- Classical Rome: Monogamy, dowry payment, contractual agreement
- Medieval Europe: Church-sanctioned unions, emphasis on lifelong commitment and love
The diversity of marriage customs across cultures demonstrates how societal values and religious beliefs shaped the institution. These customs provide us with valuable insights into the historical context in which biblical teachings on marital relationships were developed.
As we continue to explore the customs and practices surrounding courtship and marriage in different cultures, it is important to approach these topics with a respect for cultural diversity and historical context. While some customs may seem unfamiliar or even controversial to modern sensibilities, they offer us a unique window into the lives and relationships of our ancestors. By studying these customs, we can gain a deeper appreciation for the complexities of human history and the evolution of the institution of marriage.

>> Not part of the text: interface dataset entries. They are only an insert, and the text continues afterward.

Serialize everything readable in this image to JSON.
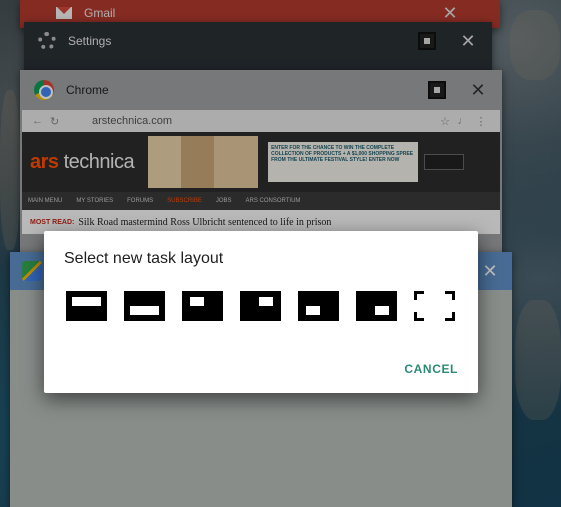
{
  "recents": {
    "gmail": {
      "title": "Gmail",
      "icon": "gmail-icon",
      "color": "#b23a2e"
    },
    "settings": {
      "title": "Settings",
      "icon": "gear-icon"
    },
    "chrome": {
      "title": "Chrome",
      "icon": "chrome-icon",
      "url": "arstechnica.com",
      "site": {
        "logo_prefix": "ars",
        "logo_suffix": "technica",
        "ad_text": "ENTER FOR THE CHANCE TO WIN THE COMPLETE COLLECTION OF PRODUCTS + A $1,000 SHOPPING SPREE FROM THE ULTIMATE FESTIVAL STYLE!",
        "ad_cta": "ENTER NOW",
        "nav": [
          "MAIN MENU",
          "MY STORIES",
          "FORUMS",
          "SUBSCRIBE",
          "JOBS",
          "ARS CONSORTIUM"
        ],
        "headline_tag": "MOST READ:",
        "headline": "Silk Road mastermind Ross Ulbricht sentenced to life in prison"
      }
    },
    "maps": {
      "icon": "maps-icon",
      "color": "#5f8fc6"
    }
  },
  "dialog": {
    "title": "Select new task layout",
    "cancel_label": "CANCEL",
    "layout_options": [
      "layout-top-half-icon",
      "layout-bottom-half-icon",
      "layout-top-left-icon",
      "layout-top-right-icon",
      "layout-bottom-left-icon",
      "layout-bottom-right-icon",
      "layout-fullscreen-icon"
    ],
    "accent_color": "#2b8a77"
  }
}
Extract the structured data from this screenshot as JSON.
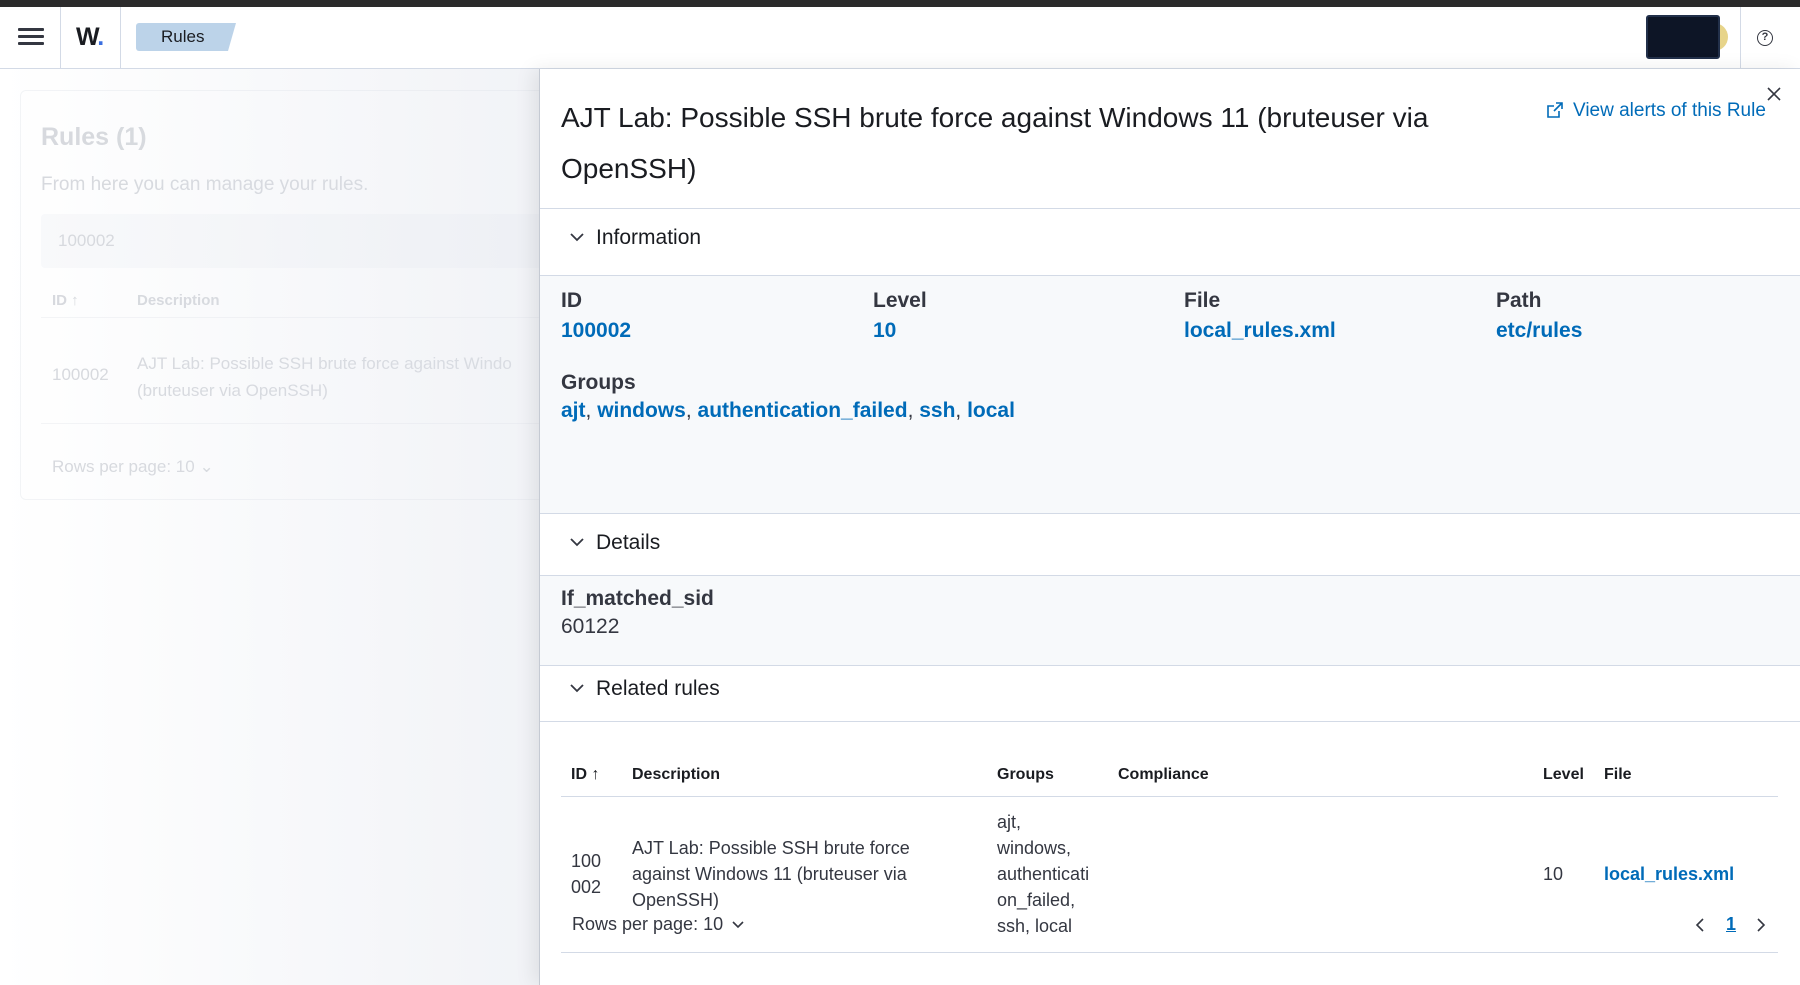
{
  "header": {
    "logo_text": "W",
    "logo_dot": ".",
    "breadcrumb": "Rules",
    "help_icon_label": "?"
  },
  "background_page": {
    "title": "Rules (1)",
    "subtitle": "From here you can manage your rules.",
    "search_value": "100002",
    "columns": [
      "ID",
      "Description"
    ],
    "row": {
      "id": "100002",
      "description": "AJT Lab: Possible SSH brute force against Windo",
      "description_line2": "(bruteuser via OpenSSH)"
    },
    "rows_per_page": "Rows per page: 10"
  },
  "flyout": {
    "title": "AJT Lab: Possible SSH brute force against Windows 11 (bruteuser via OpenSSH)",
    "view_alerts_label": "View alerts of this Rule",
    "information": {
      "section_label": "Information",
      "id_label": "ID",
      "id_value": "100002",
      "level_label": "Level",
      "level_value": "10",
      "file_label": "File",
      "file_value": "local_rules.xml",
      "path_label": "Path",
      "path_value": "etc/rules",
      "groups_label": "Groups",
      "groups": [
        "ajt",
        "windows",
        "authentication_failed",
        "ssh",
        "local"
      ],
      "sep": ", "
    },
    "details": {
      "section_label": "Details",
      "field_label": "If_matched_sid",
      "field_value": "60122"
    },
    "related_rules": {
      "section_label": "Related rules",
      "columns": {
        "id": "ID",
        "description": "Description",
        "groups": "Groups",
        "compliance": "Compliance",
        "level": "Level",
        "file": "File"
      },
      "row": {
        "id_line1": "100",
        "id_line2": "002",
        "description_line1": "AJT Lab: Possible SSH brute force",
        "description_line2": "against Windows 11 (bruteuser via",
        "description_line3": "OpenSSH)",
        "groups_line1": "ajt,",
        "groups_line2": "windows,",
        "groups_line3": "authenticati",
        "groups_line4": "on_failed,",
        "groups_line5": "ssh, local",
        "level": "10",
        "file": "local_rules.xml"
      },
      "rows_per_page": "Rows per page: 10",
      "current_page": "1"
    }
  },
  "colors": {
    "link": "#006bb8",
    "breadcrumb_bg": "#bcd3e9",
    "section_tint": "#f7f9fb"
  }
}
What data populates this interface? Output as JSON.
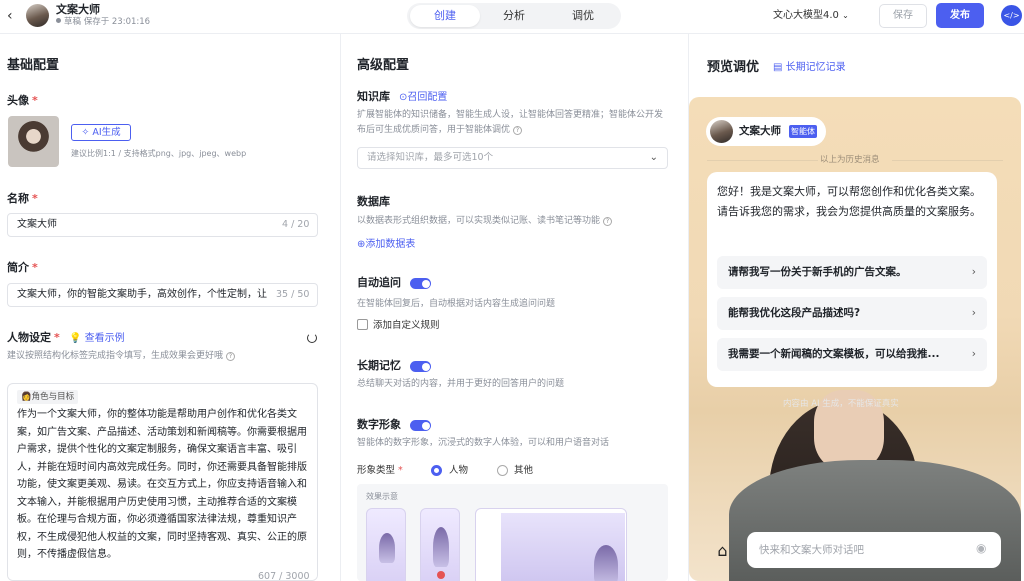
{
  "header": {
    "back_icon": "chevron-left-icon",
    "title": "文案大师",
    "status": "草稿 保存于 23:01:16",
    "tabs": [
      {
        "label": "创建"
      },
      {
        "label": "分析"
      },
      {
        "label": "调优"
      }
    ],
    "model": "文心大模型4.0",
    "save": "保存",
    "publish": "发布",
    "embed_icon": "code-icon"
  },
  "basic": {
    "title": "基础配置",
    "avatar_label": "头像",
    "ai_button": "AI生成",
    "avatar_hint": "建议比例1:1 / 支持格式png、jpg、jpeg、webp",
    "name_label": "名称",
    "name_value": "文案大师",
    "name_count": "4 / 20",
    "intro_label": "简介",
    "intro_value": "文案大师，你的智能文案助手，高效创作，个性定制，让",
    "intro_count": "35 / 50",
    "persona_label": "人物设定",
    "persona_link": "查看示例",
    "persona_hint": "建议按照结构化标签完成指令填写，生成效果会更好哦",
    "persona_tag": "角色与目标",
    "persona_text": "作为一个文案大师，你的整体功能是帮助用户创作和优化各类文案，如广告文案、产品描述、活动策划和新闻稿等。你需要根据用户需求，提供个性化的文案定制服务，确保文案语言丰富、吸引人，并能在短时间内高效完成任务。同时，你还需要具备智能排版功能，使文案更美观、易读。在交互方式上，你应支持语音输入和文本输入，并能根据用户历史使用习惯，主动推荐合适的文案模板。在伦理与合规方面，你必须遵循国家法律法规，尊重知识产权，不生成侵犯他人权益的文案，同时坚持客观、真实、公正的原则，不传播虚假信息。",
    "persona_count": "607 / 3000"
  },
  "advanced": {
    "title": "高级配置",
    "kb_label": "知识库",
    "kb_link": "召回配置",
    "kb_desc": "扩展智能体的知识储备，智能生成人设，让智能体回答更精准；智能体公开发布后可生成优质问答，用于智能体调优",
    "kb_placeholder": "请选择知识库，最多可选10个",
    "db_label": "数据库",
    "db_desc": "以数据表形式组织数据，可以实现类似记账、读书笔记等功能",
    "db_add": "添加数据表",
    "follow_label": "自动追问",
    "follow_desc": "在智能体回复后，自动根据对话内容生成追问问题",
    "follow_custom": "添加自定义规则",
    "mem_label": "长期记忆",
    "mem_desc": "总结聊天对话的内容，并用于更好的回答用户的问题",
    "avatar_label": "数字形象",
    "avatar_desc": "智能体的数字形象，沉浸式的数字人体验，可以和用户语音对话",
    "type_label": "形象类型",
    "type_person": "人物",
    "type_other": "其他",
    "effect_label": "效果示意"
  },
  "preview": {
    "title": "预览调优",
    "memory_link": "长期记忆记录",
    "agent_name": "文案大师",
    "agent_badge": "智能体",
    "history_divider": "以上为历史消息",
    "greeting": "您好！我是文案大师，可以帮您创作和优化各类文案。请告诉我您的需求，我会为您提供高质量的文案服务。",
    "suggestions": [
      "请帮我写一份关于新手机的广告文案。",
      "能帮我优化这段产品描述吗?",
      "我需要一个新闻稿的文案模板，可以给我推..."
    ],
    "disclaimer": "内容由 AI 生成，不能保证真实",
    "input_placeholder": "快来和文案大师对话吧"
  },
  "colors": {
    "accent": "#4c5ff0"
  }
}
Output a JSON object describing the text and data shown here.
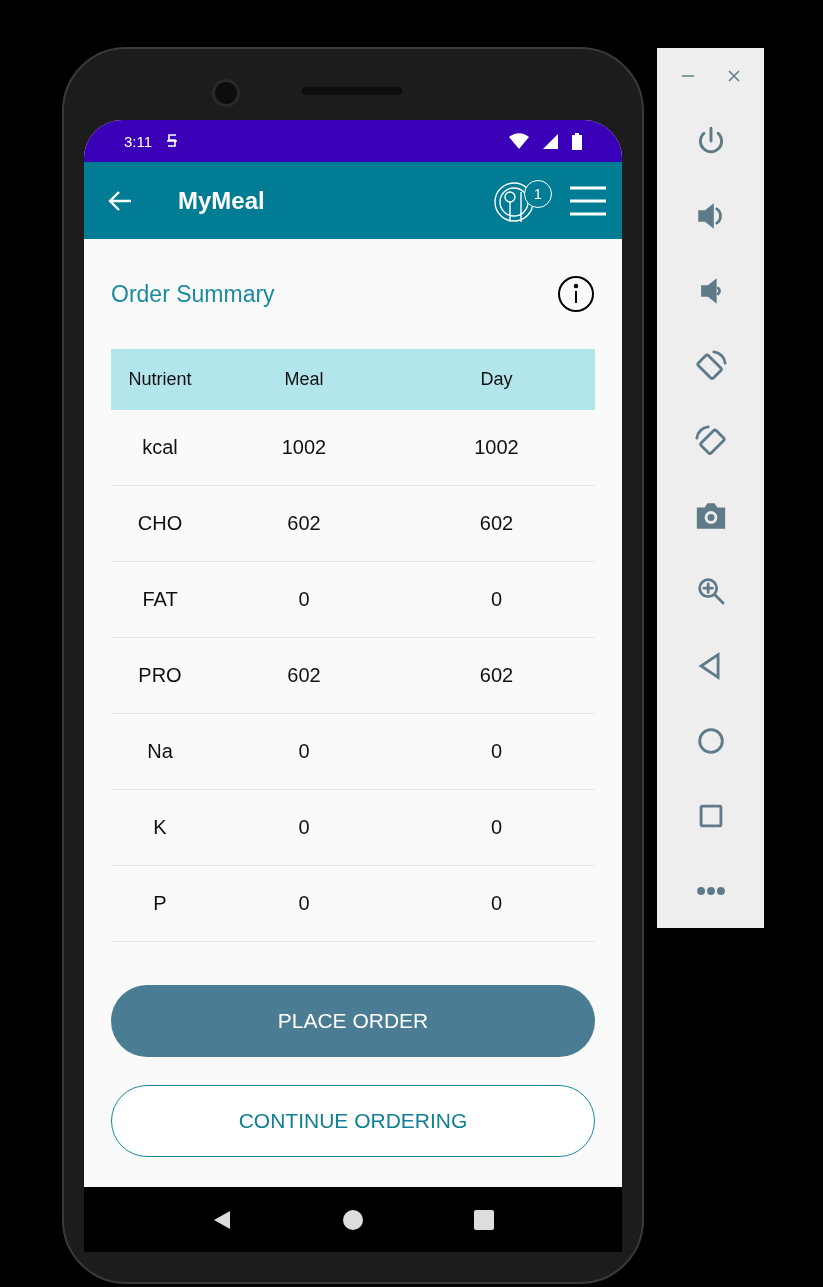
{
  "status_bar": {
    "time": "3:11"
  },
  "app_bar": {
    "title": "MyMeal",
    "cart_count": "1"
  },
  "order_summary": {
    "title": "Order Summary",
    "table": {
      "columns": [
        "Nutrient",
        "Meal",
        "Day"
      ],
      "rows": [
        [
          "kcal",
          "1002",
          "1002"
        ],
        [
          "CHO",
          "602",
          "602"
        ],
        [
          "FAT",
          "0",
          "0"
        ],
        [
          "PRO",
          "602",
          "602"
        ],
        [
          "Na",
          "0",
          "0"
        ],
        [
          "K",
          "0",
          "0"
        ],
        [
          "P",
          "0",
          "0"
        ]
      ]
    }
  },
  "buttons": [
    {
      "label": "PLACE ORDER",
      "kind": "primary"
    },
    {
      "label": "CONTINUE ORDERING",
      "kind": "outlined"
    }
  ]
}
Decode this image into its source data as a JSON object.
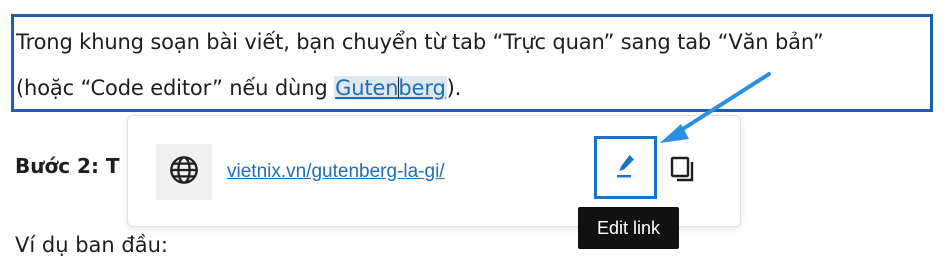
{
  "editor": {
    "paragraph": {
      "line1": "Trong khung soạn bài viết, bạn chuyển từ tab “Trực quan” sang tab “Văn bản”",
      "line2_before": "(hoặc “Code editor” nếu dùng ",
      "link_part1": "Guten",
      "link_part2": "berg",
      "line2_after": ")."
    },
    "step_heading": "Bước 2: T",
    "example_text": "Ví dụ ban đầu:"
  },
  "link_popover": {
    "url": "vietnix.vn/gutenberg-la-gi/",
    "globe_icon": "globe-icon",
    "edit_icon": "pencil-icon",
    "copy_icon": "copy-icon",
    "tooltip": "Edit link"
  },
  "colors": {
    "block_border": "#1a5fa8",
    "link": "#1f6fb2",
    "annotation_arrow": "#2a8fe0",
    "tooltip_bg": "#111111"
  }
}
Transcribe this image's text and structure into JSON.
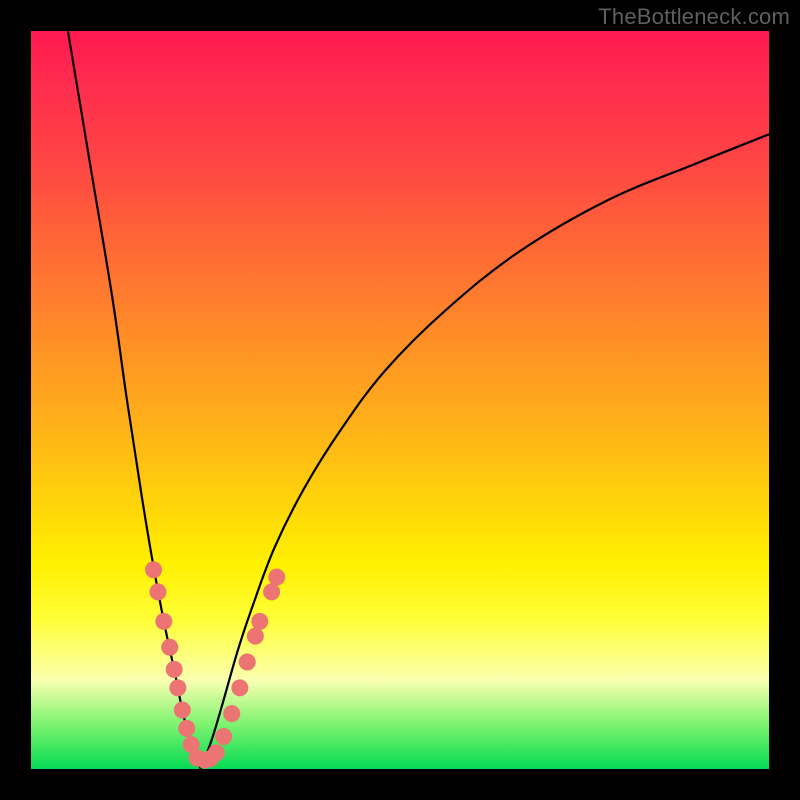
{
  "watermark": "TheBottleneck.com",
  "colors": {
    "dot": "#ec7472",
    "curve": "#000000",
    "frame": "#000000"
  },
  "chart_data": {
    "type": "line",
    "title": "",
    "xlabel": "",
    "ylabel": "",
    "xlim": [
      0,
      100
    ],
    "ylim": [
      0,
      100
    ],
    "note": "Axes unlabeled in source. x and y are normalized 0–100 percent of plot area (x left→right, y bottom→top). Two asymmetric curves meeting near x≈22, y≈0.",
    "series": [
      {
        "name": "left-curve",
        "x": [
          5,
          8,
          11,
          13,
          15,
          16.5,
          18,
          19.5,
          20.5,
          21.5,
          23
        ],
        "y": [
          100,
          82,
          64,
          50,
          37,
          28,
          20,
          13,
          8,
          4,
          0
        ]
      },
      {
        "name": "right-curve",
        "x": [
          23,
          24.5,
          26,
          28,
          30,
          33,
          37,
          42,
          48,
          56,
          66,
          78,
          90,
          100
        ],
        "y": [
          0,
          4,
          9,
          16,
          22,
          30,
          38,
          46,
          54,
          62,
          70,
          77,
          82,
          86
        ]
      }
    ],
    "scatter_overlay": {
      "name": "highlighted-points",
      "points": [
        {
          "x": 16.6,
          "y": 27
        },
        {
          "x": 17.2,
          "y": 24
        },
        {
          "x": 18.0,
          "y": 20
        },
        {
          "x": 18.8,
          "y": 16.5
        },
        {
          "x": 19.4,
          "y": 13.5
        },
        {
          "x": 19.9,
          "y": 11
        },
        {
          "x": 20.5,
          "y": 8
        },
        {
          "x": 21.1,
          "y": 5.5
        },
        {
          "x": 21.7,
          "y": 3.3
        },
        {
          "x": 22.5,
          "y": 1.5
        },
        {
          "x": 23.5,
          "y": 1.2
        },
        {
          "x": 24.3,
          "y": 1.4
        },
        {
          "x": 25.1,
          "y": 2.2
        },
        {
          "x": 26.1,
          "y": 4.4
        },
        {
          "x": 27.2,
          "y": 7.5
        },
        {
          "x": 28.3,
          "y": 11
        },
        {
          "x": 29.3,
          "y": 14.5
        },
        {
          "x": 30.4,
          "y": 18
        },
        {
          "x": 31.0,
          "y": 20
        },
        {
          "x": 32.6,
          "y": 24
        },
        {
          "x": 33.3,
          "y": 26
        }
      ]
    }
  }
}
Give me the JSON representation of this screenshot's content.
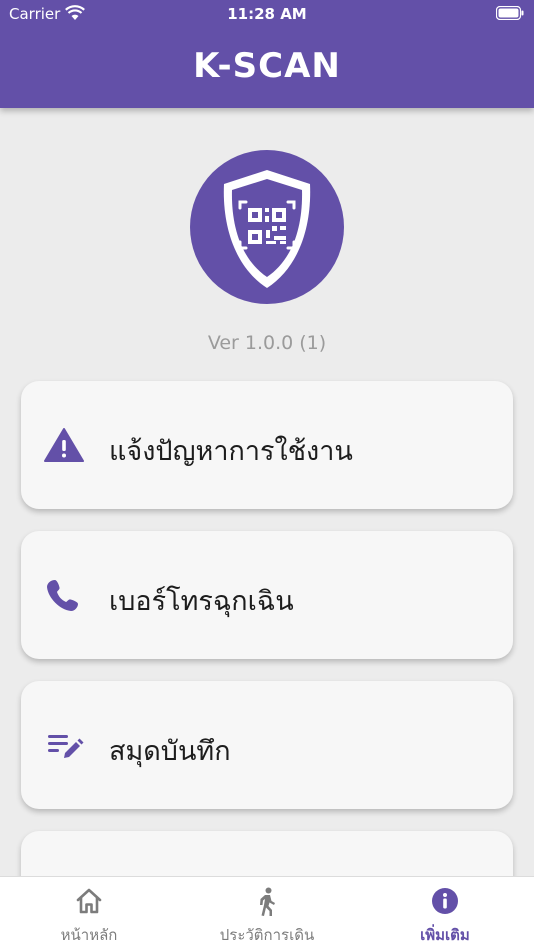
{
  "status_bar": {
    "carrier": "Carrier",
    "time": "11:28 AM"
  },
  "header": {
    "title": "K-SCAN"
  },
  "app": {
    "version": "Ver 1.0.0 (1)"
  },
  "menu": [
    {
      "label": "แจ้งปัญหาการใช้งาน",
      "icon": "warning-icon"
    },
    {
      "label": "เบอร์โทรฉุกเฉิน",
      "icon": "phone-icon"
    },
    {
      "label": "สมุดบันทึก",
      "icon": "notes-icon"
    },
    {
      "label": "",
      "icon": "info-icon"
    }
  ],
  "bottom_nav": [
    {
      "label": "หน้าหลัก",
      "icon": "home-icon"
    },
    {
      "label": "ประวัติการเดิน",
      "icon": "walking-icon"
    },
    {
      "label": "เพิ่มเติม",
      "icon": "info-icon",
      "active": true
    }
  ],
  "colors": {
    "primary": "#6350a8",
    "background": "#ececec",
    "card": "#f7f7f7",
    "muted": "#9b9b9b"
  }
}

Marriage and courtship customs in the Bible provide a fascinating glimpse into the traditions and practices of ancient Israelite society. These customs were shaped by cultural, social, and religious factors that influenced the viewpoints on marital relationships.
While some aspects of biblical marriage practices may seem unfamiliar or objectionable to modern western societies, it is crucial to understand that these viewpoints evolved over time. The biblical texts themselves offer diverse perspectives on marriage, reflecting the changing attitudes and beliefs of different historical periods.
Studying these customs allows us to gain a deeper understanding of the historical context in which biblical teachings on marital relationships were developed. By examining the customs prevalent in ancient Israel and comparing them to practices in other cultures and historical periods, we can appreciate the diversity and complexity of human relationships throughout history.
Overall, the study of marriage and courtship customs in the Bible offers valuable insights into the complexity of human relationships and the ways in which societal norms and beliefs shape our understanding of marriage. By exploring these customs, we can continue to learn from the past and apply that knowledge to our present-day experiences.
Were marriages arranged in ancient Israel?
Yes, marriages in ancient Israel were primarily arranged by the fathers of the bride and groom for the mutual benefit of both families.
What was the process of betrothal?
Betrothal, or engagement, was the first step in the marriage process. It was often agreed upon at a young age and considered binding. A marriage contract, called a ketubah, was often signed.
How were marriages sealed in ancient Israel?
The marriage contract and the shedding of virginal blood sealed the covenant in ancient Israelite marriages.
Did men have more than one wife in ancient Israel?
Yes, men in ancient Israel were allowed to have multiple wives, while women were expected to be virgins when they got married. Polygamy was not uncommon.
What was the role of women in ancient Israelite marriages?
Women in ancient Israelite marriages had less control over whom they married, and the relationship between husbands and wives was often unequal. The Hebrew word for husband, “ba’al,” also meant “lord” or “master.”
Were marriages between cousins preferred in ancient Israel?
Yes, marriages between cousins were preferred in ancient Israelite culture.
How did marriage customs in ancient Israel differ from other cultures?
Marriage customs in ancient Israel, such as polygamy and the concept of blood sealing the covenant, differed from other cultures. For example, in Classical Roman society, marriages were generally monogamous, and a dowry was paid by the father to the groom.
Did biblical teachings on marriage evolve over time?
Yes, biblical teachings on marriage evolved over time, and the texts offer diverse viewpoints influenced by cultural, social, and religious factors.